ML: I didn’t find or work with Petra at all--that was all done through my publisher. They hired her and she worked with the art director at Abrams. My part was so easy--I just got to swoon over a long string of delightful emails containing each subsequent portrait. Petra’s art is gorgeous, and I’ve loved her style from my first look at her Instagram. The colors and patterns and graphic shapes are the sort of bold style I’ve always been attracted to. I feel so lucky she was part of this project.

In terms of a favorite…..no, don’t make me pick! They’re all my favorite!

But I really want the dinosaur bones cape Mary Anning is wearing to be a real thing I could buy.

TRC: This is probably a tough question, but do you have a favorite forgotten female historical figure?  What about a favorite not-so-forgotten one?

ML: Again I scream DON’T MAKE ME CHOOSE! They’re all my favorites! So instead of picking favorites among the 52 women in the book, my favorite less forgotten and unfeatured woman (but who the first woman I featured as part of #BygoneBadassBroads on twitter) is Mary Shelley. My first book is a Frankenstein retelling, so she and her wild life have a special place in my heart. They form the foundation of my career, both in terms of the subject matter of my book, and the fact that she established the place of women women in speculative fiction, and I feel I owe her a debt for that.

TRC: If you could spend a day with any of the women featured in BYGONE BADASS BROADS, either in her era or ours, who would you choose and why? What would you two do?
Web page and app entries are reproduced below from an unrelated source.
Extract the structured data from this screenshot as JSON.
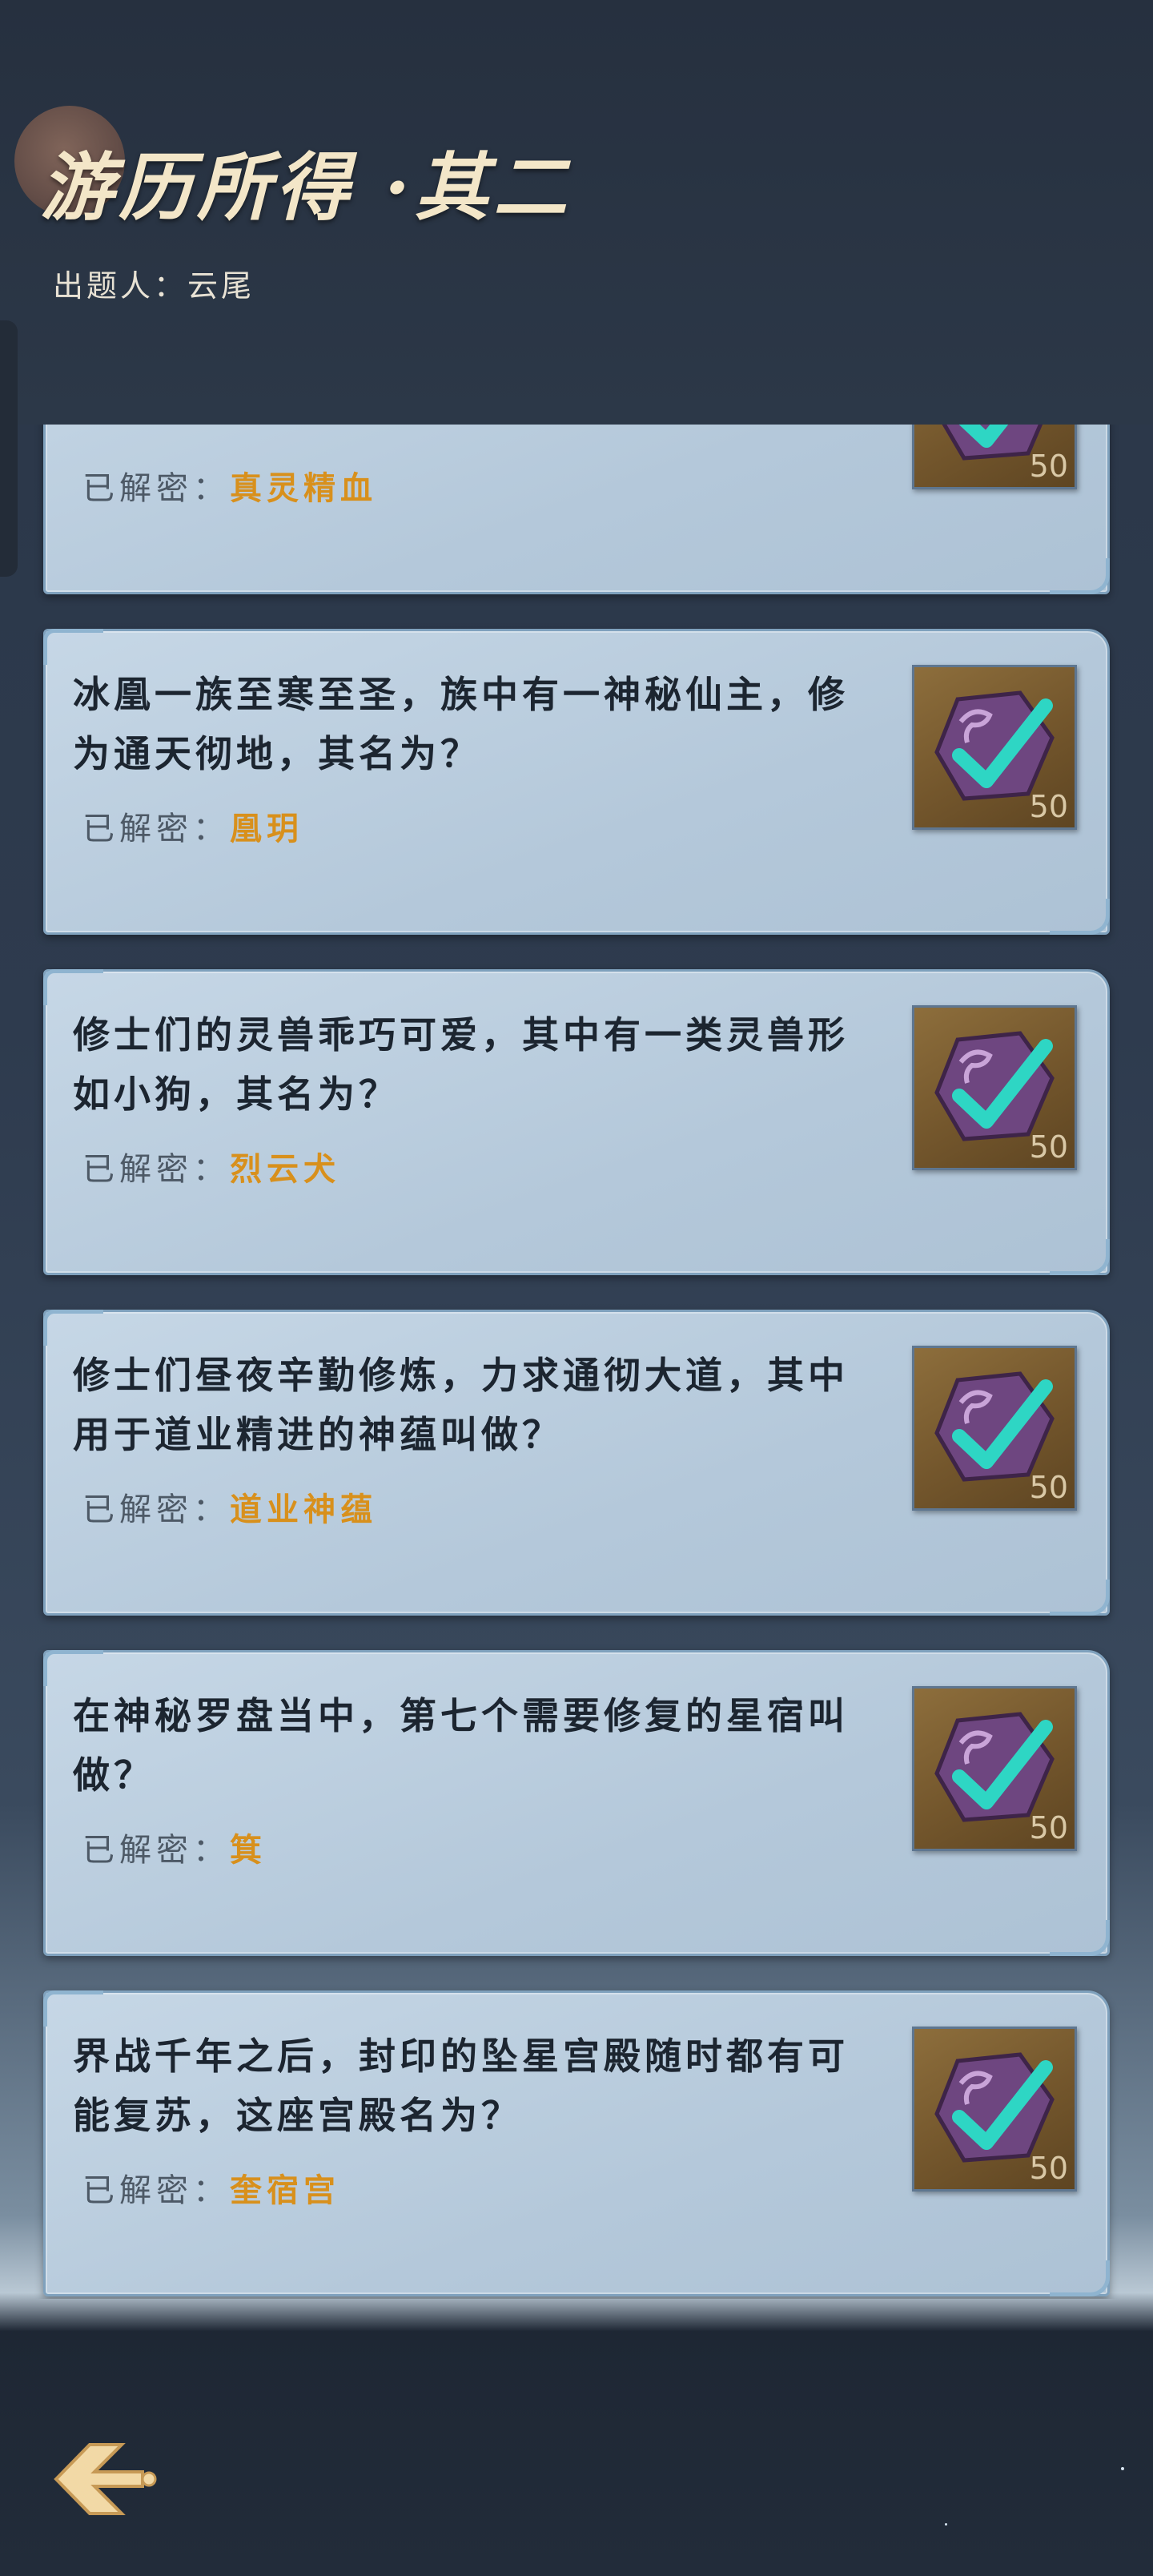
{
  "header": {
    "title": "游历所得 ·其二",
    "author_label": "出题人：",
    "author_name": "云尾"
  },
  "answer_label": "已解密：",
  "cards": [
    {
      "question": "",
      "answer": "真灵精血",
      "reward": "50"
    },
    {
      "question": "冰凰一族至寒至圣，族中有一神秘仙主，修为通天彻地，其名为？",
      "answer": "凰玥",
      "reward": "50"
    },
    {
      "question": "修士们的灵兽乖巧可爱，其中有一类灵兽形如小狗，其名为？",
      "answer": "烈云犬",
      "reward": "50"
    },
    {
      "question": "修士们昼夜辛勤修炼，力求通彻大道，其中用于道业精进的神蕴叫做？",
      "answer": "道业神蕴",
      "reward": "50"
    },
    {
      "question": "在神秘罗盘当中，第七个需要修复的星宿叫做？",
      "answer": "箕",
      "reward": "50"
    },
    {
      "question": "界战千年之后，封印的坠星宫殿随时都有可能复苏，这座宫殿名为？",
      "answer": "奎宿宫",
      "reward": "50"
    }
  ],
  "icons": {
    "badge": "purple-stone-check-icon",
    "back": "back-arrow-icon"
  },
  "colors": {
    "answer_value": "#d8901c",
    "check": "#2ed6c4",
    "stone": "#7a4f8a"
  }
}
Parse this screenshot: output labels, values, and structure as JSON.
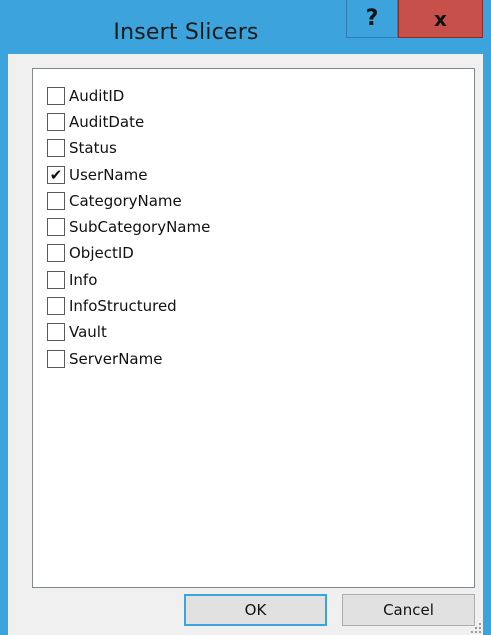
{
  "dialog": {
    "title": "Insert Slicers",
    "help_label": "?",
    "close_label": "x"
  },
  "fields": [
    {
      "label": "AuditID",
      "checked": false
    },
    {
      "label": "AuditDate",
      "checked": false
    },
    {
      "label": "Status",
      "checked": false
    },
    {
      "label": "UserName",
      "checked": true
    },
    {
      "label": "CategoryName",
      "checked": false
    },
    {
      "label": "SubCategoryName",
      "checked": false
    },
    {
      "label": "ObjectID",
      "checked": false
    },
    {
      "label": "Info",
      "checked": false
    },
    {
      "label": "InfoStructured",
      "checked": false
    },
    {
      "label": "Vault",
      "checked": false
    },
    {
      "label": "ServerName",
      "checked": false
    }
  ],
  "buttons": {
    "ok_label": "OK",
    "cancel_label": "Cancel"
  },
  "icons": {
    "check": "✔"
  },
  "colors": {
    "titlebar": "#3ca3dc",
    "close": "#c7504b"
  }
}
ML: NO WHY DO YOU DO THIS TO ME IT IS SO HARD TO CHOOSE. I would never want to time travel because cholera and no clean water or internet. So I’d make her come to modern day. I would probably spend a day with La Maupin, the bisexual swordswoman opera singer hell raiser of 1600s Paris. It would be a day to remember.